[Provided entries]
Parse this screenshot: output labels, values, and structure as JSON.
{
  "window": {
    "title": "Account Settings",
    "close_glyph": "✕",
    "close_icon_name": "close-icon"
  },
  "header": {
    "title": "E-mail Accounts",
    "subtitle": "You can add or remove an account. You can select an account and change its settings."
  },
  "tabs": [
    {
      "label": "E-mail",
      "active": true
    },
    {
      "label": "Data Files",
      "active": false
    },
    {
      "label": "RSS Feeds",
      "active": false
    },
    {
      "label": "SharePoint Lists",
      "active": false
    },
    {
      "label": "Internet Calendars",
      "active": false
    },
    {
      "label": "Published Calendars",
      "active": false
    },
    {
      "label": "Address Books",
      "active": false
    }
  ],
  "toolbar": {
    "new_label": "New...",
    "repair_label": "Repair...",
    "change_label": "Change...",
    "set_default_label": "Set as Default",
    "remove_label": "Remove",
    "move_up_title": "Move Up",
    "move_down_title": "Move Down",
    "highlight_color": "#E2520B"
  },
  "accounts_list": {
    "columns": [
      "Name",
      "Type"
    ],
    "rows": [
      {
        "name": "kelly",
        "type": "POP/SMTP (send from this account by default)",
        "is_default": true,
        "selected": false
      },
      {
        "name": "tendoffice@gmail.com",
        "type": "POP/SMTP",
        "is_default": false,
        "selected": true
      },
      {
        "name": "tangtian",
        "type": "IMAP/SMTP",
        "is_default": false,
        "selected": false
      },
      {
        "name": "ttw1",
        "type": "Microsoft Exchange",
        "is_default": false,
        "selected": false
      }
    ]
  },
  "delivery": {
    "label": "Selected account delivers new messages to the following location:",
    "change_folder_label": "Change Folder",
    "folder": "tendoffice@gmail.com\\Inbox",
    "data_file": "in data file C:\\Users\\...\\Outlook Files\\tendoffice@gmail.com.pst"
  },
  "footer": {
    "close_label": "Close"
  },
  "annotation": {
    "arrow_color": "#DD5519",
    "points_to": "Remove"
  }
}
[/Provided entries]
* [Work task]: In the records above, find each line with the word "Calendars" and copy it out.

* [Exercise solution]:
      "label": "Internet Calendars",
      "label": "Published Calendars",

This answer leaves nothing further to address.